A Yellow Springs Walking Tour

As we begin, you are standing on the South porch of the Lincoln Building. If you face south you are about 6 miles from the Great Wagon Road that you know as Route 30. The road you are looking at below you is today called Yellow Springs Road.  It was long called the White Horse Road because it led to the White Horse Tavern, a building still extant today at 606 Swedesford Road in Frazer. Today Yellow Springs Road proceeds south through the north rim of the Great Valley and ends near Great Valley High School. The Lincoln Building; where we begin. Notice the change in elevation as you drive up and down hills. Then, stop to realize this: on the evening of September 16, 1777, 10,000 American soldiers marched for 12 hours in a driving rain from the White Horse Tavern to the Yellow Springs. Many came up the road you are looking at including George Washington and his aide Alexander Hamilton. While at the “Yellow Springs” they reported to Congress that the army had no ammunition of any use and needed to march to Warwick and Redding Furnaces to retrieve dry gunpowder. At the time Washington and Hamilton wrote that letter the building behind you was a stable. As you look out towards Yellow Springs Road, you see an array of buildings. Beginning to the east (your left) is another barn which may also date to the time of the American Revolution. It is a modified version of a Swiss bank barn, a style brought to America from Europe. There is a ground floor forebay where livestock...

Yellow Springs Art Show 2020 Poster Artist

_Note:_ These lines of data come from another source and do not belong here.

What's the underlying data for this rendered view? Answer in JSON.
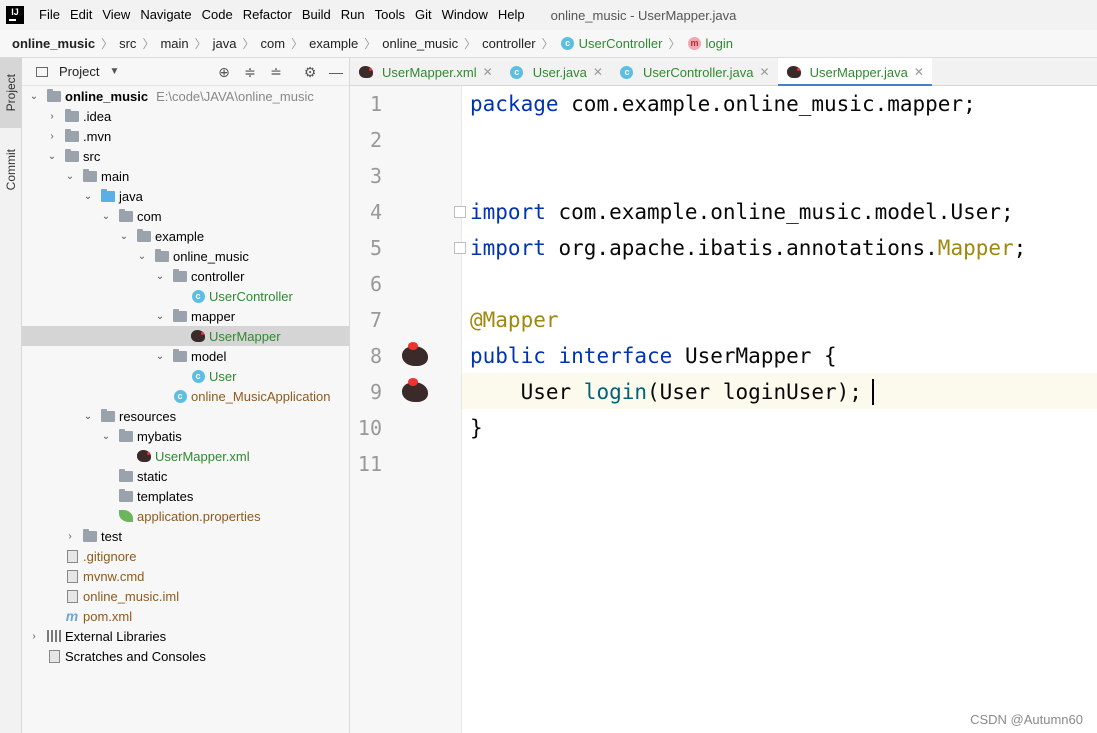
{
  "menu": {
    "logo": "IJ",
    "items": [
      "File",
      "Edit",
      "View",
      "Navigate",
      "Code",
      "Refactor",
      "Build",
      "Run",
      "Tools",
      "Git",
      "Window",
      "Help"
    ],
    "window_title": "online_music - UserMapper.java"
  },
  "breadcrumb": [
    "online_music",
    "src",
    "main",
    "java",
    "com",
    "example",
    "online_music",
    "controller",
    "UserController",
    "login"
  ],
  "toolstrip": {
    "project": "Project",
    "commit": "Commit"
  },
  "project_panel": {
    "title": "Project",
    "tree": [
      {
        "label": "online_music",
        "path": "E:\\code\\JAVA\\online_music"
      },
      {
        "label": ".idea"
      },
      {
        "label": ".mvn"
      },
      {
        "label": "src"
      },
      {
        "label": "main"
      },
      {
        "label": "java"
      },
      {
        "label": "com"
      },
      {
        "label": "example"
      },
      {
        "label": "online_music"
      },
      {
        "label": "controller"
      },
      {
        "label": "UserController"
      },
      {
        "label": "mapper"
      },
      {
        "label": "UserMapper"
      },
      {
        "label": "model"
      },
      {
        "label": "User"
      },
      {
        "label": "online_MusicApplication"
      },
      {
        "label": "resources"
      },
      {
        "label": "mybatis"
      },
      {
        "label": "UserMapper.xml"
      },
      {
        "label": "static"
      },
      {
        "label": "templates"
      },
      {
        "label": "application.properties"
      },
      {
        "label": "test"
      },
      {
        "label": ".gitignore"
      },
      {
        "label": "mvnw.cmd"
      },
      {
        "label": "online_music.iml"
      },
      {
        "label": "pom.xml"
      },
      {
        "label": "External Libraries"
      },
      {
        "label": "Scratches and Consoles"
      }
    ]
  },
  "tabs": [
    "UserMapper.xml",
    "User.java",
    "UserController.java",
    "UserMapper.java"
  ],
  "editor": {
    "line_numbers": [
      "1",
      "2",
      "3",
      "4",
      "5",
      "6",
      "7",
      "8",
      "9",
      "10",
      "11"
    ],
    "lines": {
      "l1_kw": "package",
      "l1_rest": " com.example.online_music.mapper;",
      "l4_kw": "import",
      "l4_rest": " com.example.online_music.model.User;",
      "l5_kw": "import",
      "l5_rest": " org.apache.ibatis.annotations.",
      "l5_ann": "Mapper",
      "l5_end": ";",
      "l7_ann": "@Mapper",
      "l8_kw1": "public",
      "l8_kw2": "interface",
      "l8_rest": " UserMapper {",
      "l9_type": "    User ",
      "l9_fn": "login",
      "l9_rest": "(User loginUser);",
      "l10": "}"
    }
  },
  "watermark": "CSDN @Autumn60"
}
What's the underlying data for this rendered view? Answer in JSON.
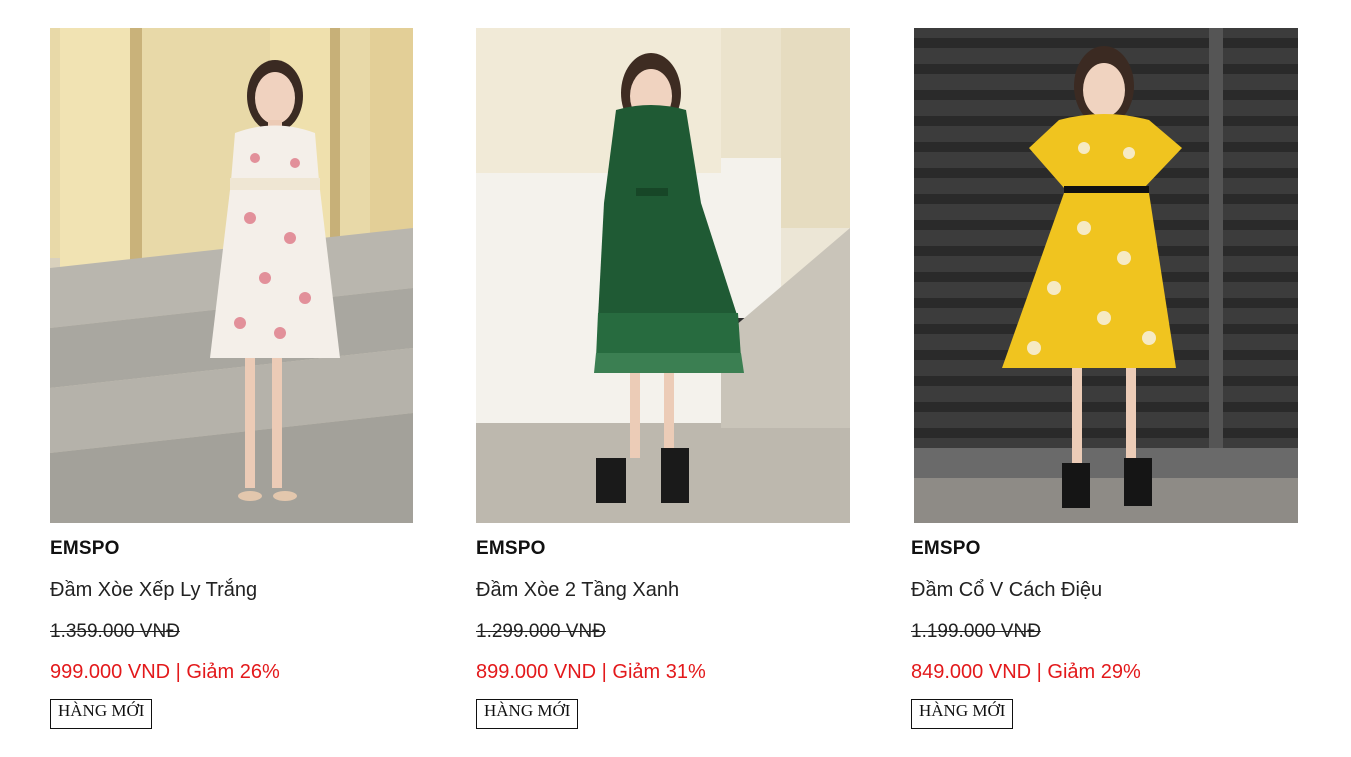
{
  "products": [
    {
      "brand": "EMSPO",
      "name": "Đầm Xòe Xếp Ly Trắng",
      "old_price": "1.359.000 VNĐ",
      "sale_price": "999.000 VND",
      "separator": " | ",
      "discount": "Giảm 26%",
      "badge": "HÀNG MỚI"
    },
    {
      "brand": "EMSPO",
      "name": "Đầm Xòe 2 Tầng Xanh",
      "old_price": "1.299.000 VNĐ",
      "sale_price": "899.000 VND",
      "separator": " | ",
      "discount": "Giảm 31%",
      "badge": "HÀNG MỚI"
    },
    {
      "brand": "EMSPO",
      "name": "Đầm Cổ V Cách Điệu",
      "old_price": "1.199.000 VNĐ",
      "sale_price": "849.000 VND",
      "separator": " | ",
      "discount": "Giảm 29%",
      "badge": "HÀNG MỚI"
    }
  ],
  "colors": {
    "sale_red": "#e3191b",
    "text": "#111111"
  }
}
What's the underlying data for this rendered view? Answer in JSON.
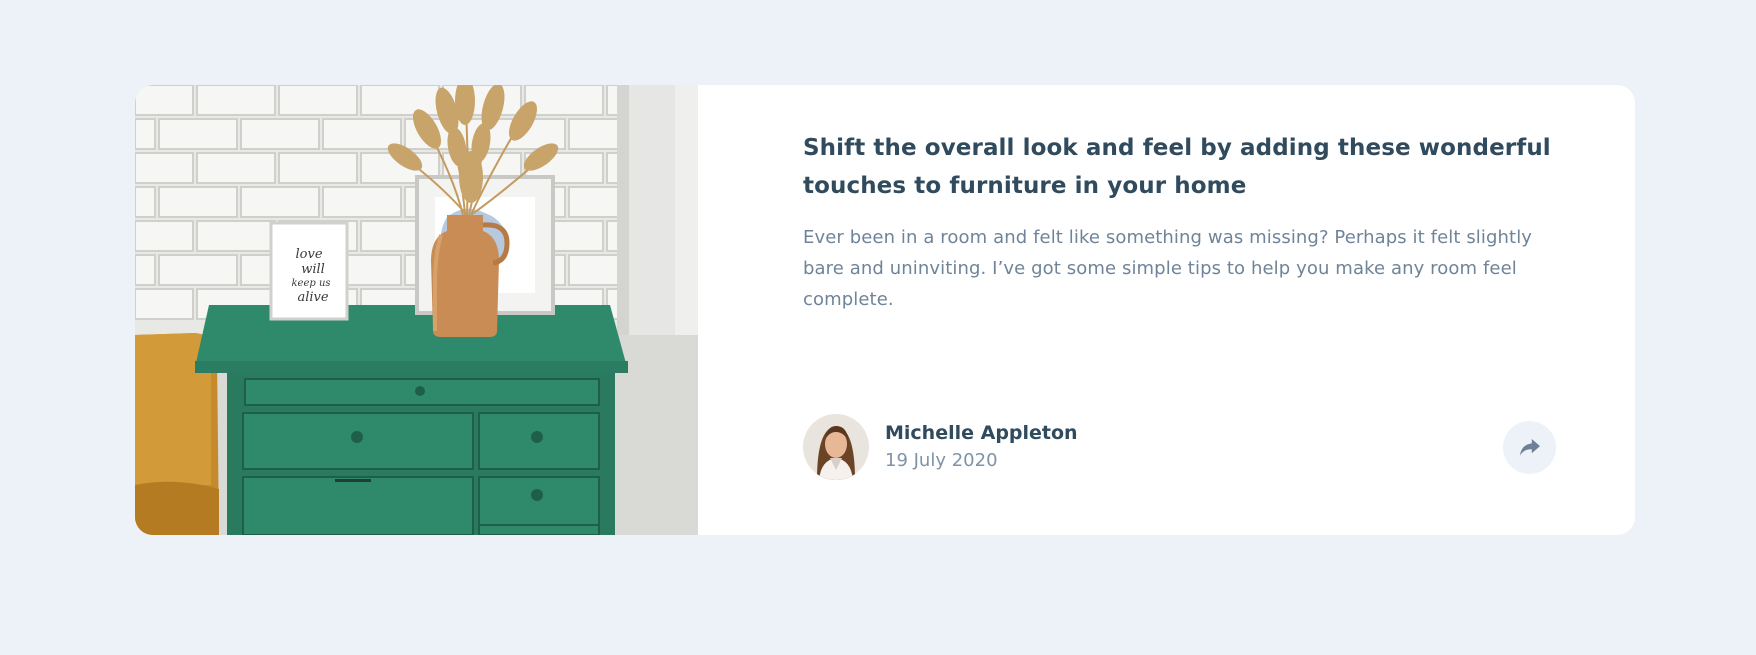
{
  "article": {
    "headline": "Shift the overall look and feel by adding these wonderful touches to furniture in your home",
    "excerpt": "Ever been in a room and felt like something was missing? Perhaps it felt slightly bare and uninviting. I’ve got some simple tips to help you make any room feel complete.",
    "image_icon": "furniture-photo",
    "image_text": {
      "line1": "love",
      "line2": "will",
      "line3": "keep us",
      "line4": "alive"
    }
  },
  "author": {
    "name": "Michelle Appleton",
    "date": "19 July 2020",
    "avatar_icon": "avatar-photo"
  },
  "share": {
    "icon": "share-icon"
  },
  "colors": {
    "page_background": "#ecf2f8",
    "card_background": "#ffffff",
    "headline": "#304a5e",
    "body_text": "#6f8499",
    "muted": "#7f93a7",
    "dresser_green": "#2d7d63"
  }
}
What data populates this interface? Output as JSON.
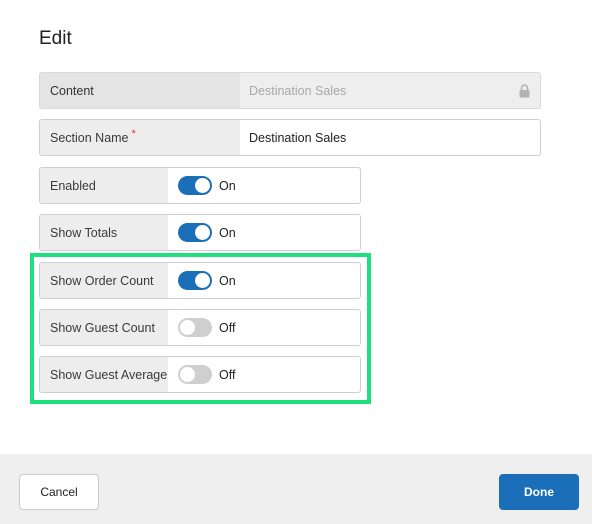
{
  "dialog": {
    "title": "Edit"
  },
  "fields": {
    "content": {
      "label": "Content",
      "value": "Destination Sales",
      "locked": true
    },
    "section_name": {
      "label": "Section Name",
      "required_mark": "*",
      "value": "Destination Sales"
    }
  },
  "toggles": [
    {
      "label": "Enabled",
      "state": "On",
      "on": true
    },
    {
      "label": "Show Totals",
      "state": "On",
      "on": true
    },
    {
      "label": "Show Order Count",
      "state": "On",
      "on": true
    },
    {
      "label": "Show Guest Count",
      "state": "Off",
      "on": false
    },
    {
      "label": "Show Guest Average",
      "state": "Off",
      "on": false
    }
  ],
  "footer": {
    "cancel_label": "Cancel",
    "done_label": "Done"
  },
  "colors": {
    "primary": "#1a6fb8",
    "highlight": "#1ee07f",
    "toggle_off": "#cfcfcf"
  },
  "icons": {
    "content_lock": "lock-icon"
  }
}
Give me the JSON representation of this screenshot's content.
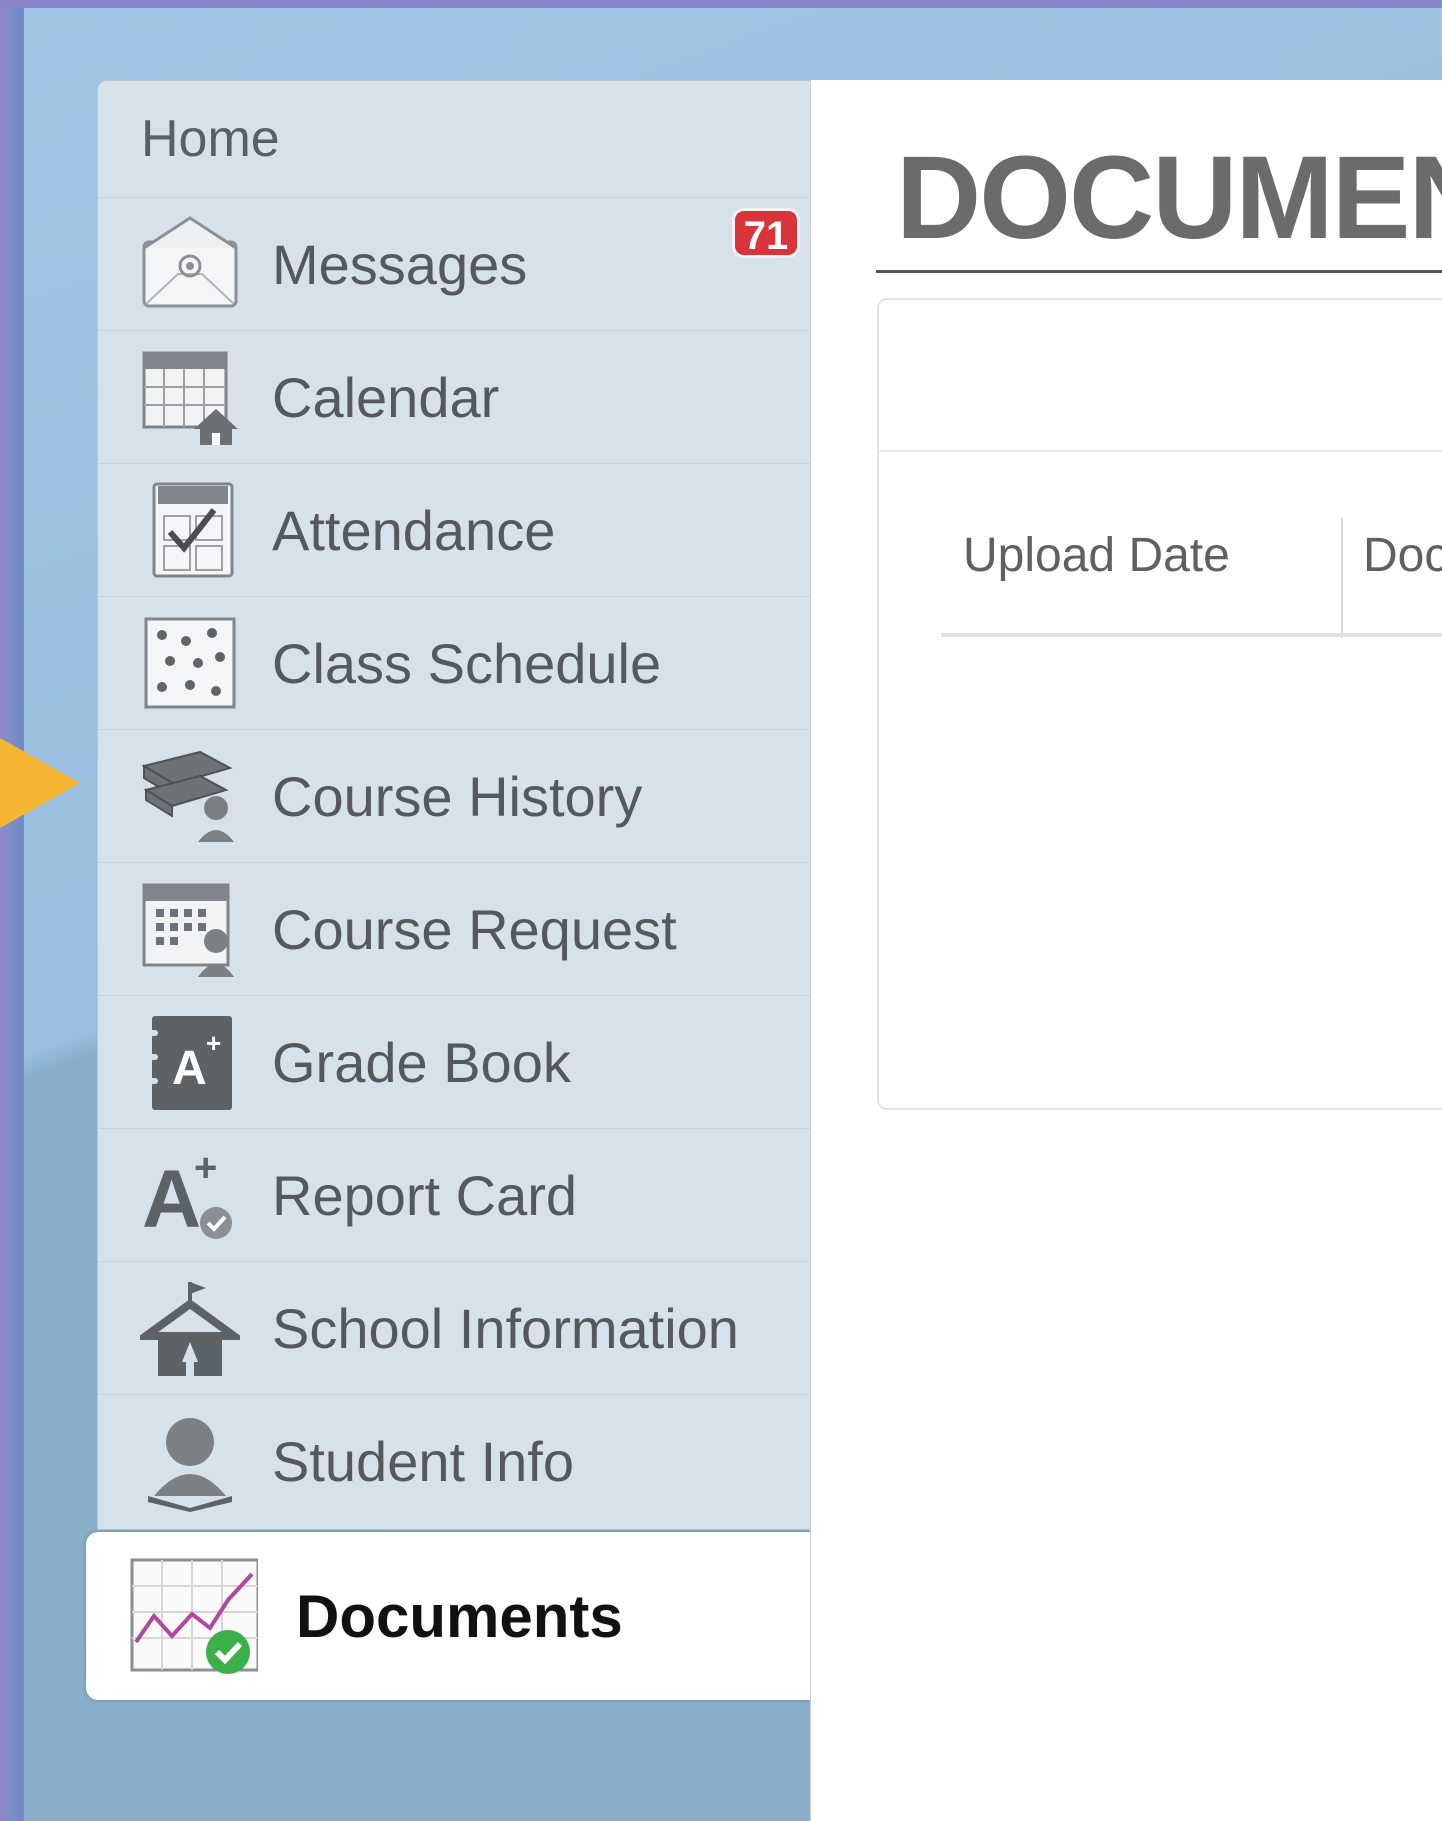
{
  "sidebar": {
    "home_label": "Home",
    "items": [
      {
        "label": "Messages",
        "icon": "envelope-icon",
        "badge": "71"
      },
      {
        "label": "Calendar",
        "icon": "calendar-icon"
      },
      {
        "label": "Attendance",
        "icon": "attendance-check-icon"
      },
      {
        "label": "Class Schedule",
        "icon": "schedule-grid-icon"
      },
      {
        "label": "Course History",
        "icon": "books-icon"
      },
      {
        "label": "Course Request",
        "icon": "course-request-icon"
      },
      {
        "label": "Grade Book",
        "icon": "gradebook-icon"
      },
      {
        "label": "Report Card",
        "icon": "report-card-icon"
      },
      {
        "label": "School Information",
        "icon": "school-icon"
      },
      {
        "label": "Student Info",
        "icon": "student-icon"
      }
    ],
    "active": {
      "label": "Documents",
      "icon": "documents-chart-icon"
    }
  },
  "main": {
    "title": "DOCUMEN",
    "table": {
      "columns": [
        "Upload Date",
        "Doc"
      ]
    }
  },
  "colors": {
    "accent_arrow": "#f4b633",
    "badge": "#d9343a",
    "sidebar_bg": "#d7e1ea",
    "check_green": "#3cae4a"
  }
}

  Teresa Haag and her painting QUIET were chosen to be the 2020 poster artist and painting for the 47th Annual Yellow Springs Art Show. Teresa competed with fellow artists at the recent Yellow Springs Art School Poster Exhibition. Her work will now be seen on all our print media for the show as well as our official poster, notecards and catalogue cover. Teresa has participated in the Yellow Springs show for six years. She lives in Phoenixville and maintains her studio on Bridge Street there. She studied art at the Philadelphia Community College and has a BA degree in marketing from the University of Phoenix. Her work is shown in West Chester, Lancaster and Stone Harbor among other places. Teresa told us that she has visited Yellow Springs village many times, but on one occasion, she visited here in the early morning hours. This changed her thoughts re the village. She found the experience rejuvenating and inspirational and felt a general peacefulness of the area. Thus the title QUIET. She said she understood how the Pennsylvania Academy of the Fine Arts Country School art students learned here. Her morning walk really inspired her and prepared her for her day. This is the feeling she hoped to convey in her painting. Art Show Chair Maureen Fendrick is pleased to honor Teresa as our poster artist for the 2020 show. She, as well as art show committee members, are excited to present her painting QUIET to promote the show. The original art work will be auctioned at the OPENING GALA of the 2020 Annual Art Show in our Lincoln Building galleries held Friday, April 24. The show will...